» **Assigned task**
Where does the word "title" show up in the records? Copy every line that has it.

========================================================================

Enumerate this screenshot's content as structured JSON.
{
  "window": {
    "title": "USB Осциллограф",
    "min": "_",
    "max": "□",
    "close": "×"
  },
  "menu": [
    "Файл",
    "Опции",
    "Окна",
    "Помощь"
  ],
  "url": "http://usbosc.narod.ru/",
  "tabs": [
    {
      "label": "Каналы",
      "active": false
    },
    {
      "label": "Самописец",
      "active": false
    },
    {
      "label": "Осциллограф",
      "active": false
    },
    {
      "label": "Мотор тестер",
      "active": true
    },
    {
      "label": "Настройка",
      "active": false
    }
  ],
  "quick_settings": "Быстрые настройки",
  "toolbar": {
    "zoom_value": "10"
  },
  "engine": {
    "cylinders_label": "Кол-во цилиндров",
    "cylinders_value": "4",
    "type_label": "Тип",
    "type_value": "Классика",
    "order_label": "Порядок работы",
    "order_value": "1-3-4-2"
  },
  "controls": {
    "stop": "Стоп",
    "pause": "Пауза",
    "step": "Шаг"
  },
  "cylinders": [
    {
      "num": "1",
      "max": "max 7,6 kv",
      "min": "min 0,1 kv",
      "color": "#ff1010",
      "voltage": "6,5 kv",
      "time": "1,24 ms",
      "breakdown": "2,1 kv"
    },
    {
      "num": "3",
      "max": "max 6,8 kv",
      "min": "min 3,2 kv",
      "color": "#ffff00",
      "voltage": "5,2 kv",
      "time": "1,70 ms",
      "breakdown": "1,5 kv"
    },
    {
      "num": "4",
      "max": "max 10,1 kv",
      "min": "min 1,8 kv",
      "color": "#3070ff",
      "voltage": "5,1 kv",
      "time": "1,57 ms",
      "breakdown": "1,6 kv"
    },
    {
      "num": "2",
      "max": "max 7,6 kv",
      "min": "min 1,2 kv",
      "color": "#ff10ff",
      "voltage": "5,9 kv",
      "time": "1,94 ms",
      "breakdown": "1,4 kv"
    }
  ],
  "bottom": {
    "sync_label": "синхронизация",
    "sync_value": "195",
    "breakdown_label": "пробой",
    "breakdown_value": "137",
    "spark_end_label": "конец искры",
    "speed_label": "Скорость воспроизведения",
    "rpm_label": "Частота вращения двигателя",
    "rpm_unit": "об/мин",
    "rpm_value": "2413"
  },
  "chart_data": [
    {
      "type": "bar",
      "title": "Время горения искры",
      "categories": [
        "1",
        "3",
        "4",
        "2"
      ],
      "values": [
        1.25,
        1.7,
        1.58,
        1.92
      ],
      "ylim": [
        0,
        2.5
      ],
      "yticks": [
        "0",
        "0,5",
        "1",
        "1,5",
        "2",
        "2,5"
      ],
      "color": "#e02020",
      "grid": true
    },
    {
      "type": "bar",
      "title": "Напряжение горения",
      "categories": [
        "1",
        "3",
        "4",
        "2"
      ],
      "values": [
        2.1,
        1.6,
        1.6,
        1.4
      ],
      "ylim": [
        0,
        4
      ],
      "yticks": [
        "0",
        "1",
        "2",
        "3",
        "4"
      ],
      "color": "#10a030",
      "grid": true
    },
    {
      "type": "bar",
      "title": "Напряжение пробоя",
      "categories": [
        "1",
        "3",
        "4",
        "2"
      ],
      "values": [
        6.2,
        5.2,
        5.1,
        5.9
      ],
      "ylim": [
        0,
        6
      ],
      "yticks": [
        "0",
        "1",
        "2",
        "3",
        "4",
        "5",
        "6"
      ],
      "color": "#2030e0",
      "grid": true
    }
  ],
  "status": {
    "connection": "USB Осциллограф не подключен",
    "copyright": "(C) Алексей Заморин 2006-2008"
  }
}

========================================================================

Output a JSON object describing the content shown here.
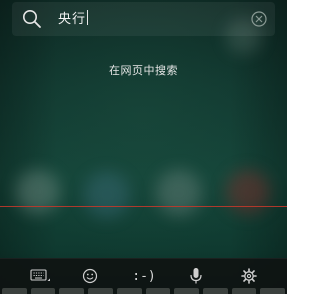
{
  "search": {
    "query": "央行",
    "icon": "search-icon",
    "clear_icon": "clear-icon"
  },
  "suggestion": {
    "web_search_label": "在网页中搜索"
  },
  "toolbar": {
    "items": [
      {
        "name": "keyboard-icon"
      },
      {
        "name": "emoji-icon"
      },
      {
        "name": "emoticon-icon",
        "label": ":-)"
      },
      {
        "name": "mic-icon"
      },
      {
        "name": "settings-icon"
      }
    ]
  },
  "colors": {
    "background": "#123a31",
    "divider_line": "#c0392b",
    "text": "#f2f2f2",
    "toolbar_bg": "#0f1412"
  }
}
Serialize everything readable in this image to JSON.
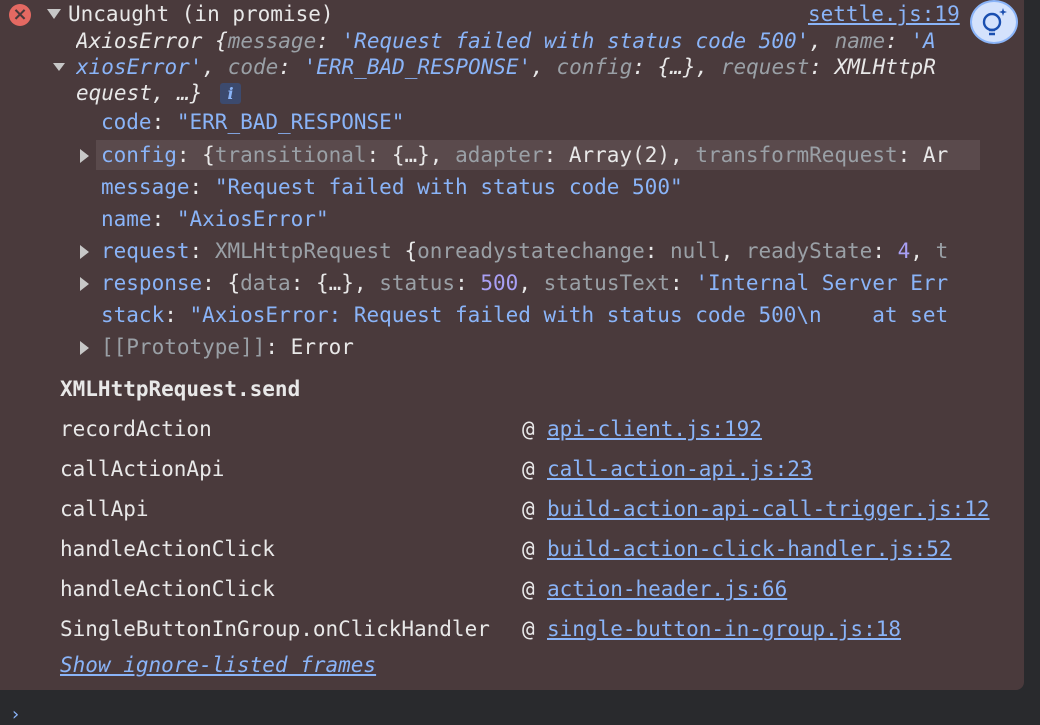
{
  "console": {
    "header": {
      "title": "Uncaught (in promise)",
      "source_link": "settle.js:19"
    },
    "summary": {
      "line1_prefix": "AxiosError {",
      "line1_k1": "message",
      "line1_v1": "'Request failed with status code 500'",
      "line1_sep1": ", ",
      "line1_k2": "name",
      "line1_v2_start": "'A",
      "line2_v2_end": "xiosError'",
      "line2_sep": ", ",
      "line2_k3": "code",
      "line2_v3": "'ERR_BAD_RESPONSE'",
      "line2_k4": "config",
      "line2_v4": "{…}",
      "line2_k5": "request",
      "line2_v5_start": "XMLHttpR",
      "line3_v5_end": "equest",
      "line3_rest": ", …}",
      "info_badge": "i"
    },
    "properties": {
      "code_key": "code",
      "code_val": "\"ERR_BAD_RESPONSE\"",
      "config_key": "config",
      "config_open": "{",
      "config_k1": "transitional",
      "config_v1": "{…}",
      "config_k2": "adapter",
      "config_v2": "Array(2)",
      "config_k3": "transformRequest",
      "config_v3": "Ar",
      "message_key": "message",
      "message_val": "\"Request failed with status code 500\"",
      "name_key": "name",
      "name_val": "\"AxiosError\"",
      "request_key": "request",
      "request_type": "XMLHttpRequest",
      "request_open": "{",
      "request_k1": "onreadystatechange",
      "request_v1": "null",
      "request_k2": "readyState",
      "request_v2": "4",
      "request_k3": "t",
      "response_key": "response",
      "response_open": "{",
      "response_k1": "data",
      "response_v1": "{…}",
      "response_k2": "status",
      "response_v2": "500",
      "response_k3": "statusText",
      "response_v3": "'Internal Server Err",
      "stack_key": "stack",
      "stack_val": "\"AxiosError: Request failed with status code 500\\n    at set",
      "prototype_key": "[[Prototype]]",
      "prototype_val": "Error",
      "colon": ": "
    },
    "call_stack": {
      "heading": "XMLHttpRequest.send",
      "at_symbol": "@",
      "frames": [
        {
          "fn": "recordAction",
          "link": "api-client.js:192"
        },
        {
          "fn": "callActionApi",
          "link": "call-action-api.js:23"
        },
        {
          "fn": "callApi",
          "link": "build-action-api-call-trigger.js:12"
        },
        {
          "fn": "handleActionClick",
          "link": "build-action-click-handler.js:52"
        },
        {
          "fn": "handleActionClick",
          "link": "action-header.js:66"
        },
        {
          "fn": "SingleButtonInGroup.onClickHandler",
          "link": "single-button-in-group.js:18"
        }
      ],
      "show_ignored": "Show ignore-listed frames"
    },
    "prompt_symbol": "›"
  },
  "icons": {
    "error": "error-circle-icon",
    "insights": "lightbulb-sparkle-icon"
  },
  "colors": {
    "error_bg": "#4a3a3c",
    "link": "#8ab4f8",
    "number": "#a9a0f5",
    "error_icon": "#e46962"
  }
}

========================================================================

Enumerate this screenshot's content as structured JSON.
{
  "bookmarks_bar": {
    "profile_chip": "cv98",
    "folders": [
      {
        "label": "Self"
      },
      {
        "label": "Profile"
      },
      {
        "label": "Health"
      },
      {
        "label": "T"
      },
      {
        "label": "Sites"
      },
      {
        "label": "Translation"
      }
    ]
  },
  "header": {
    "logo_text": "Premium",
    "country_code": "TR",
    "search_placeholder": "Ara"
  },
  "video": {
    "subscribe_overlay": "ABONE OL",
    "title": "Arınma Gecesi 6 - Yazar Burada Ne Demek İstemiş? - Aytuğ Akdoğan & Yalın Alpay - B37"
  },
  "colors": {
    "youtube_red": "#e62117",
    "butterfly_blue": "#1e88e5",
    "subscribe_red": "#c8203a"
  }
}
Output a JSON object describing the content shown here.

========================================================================

» **Response area**
    "title": "USB Осциллограф",
      "title": "Время горения искры",
      "title": "Напряжение горения",
      "title": "Напряжение пробоя",
      "title": "Uncaught (in promise)",
    "title": "Arınma Gecesi 6 - Yazar Burada Ne Demek İstemiş? - Aytuğ Akdoğan & Yalın Alpay - B37"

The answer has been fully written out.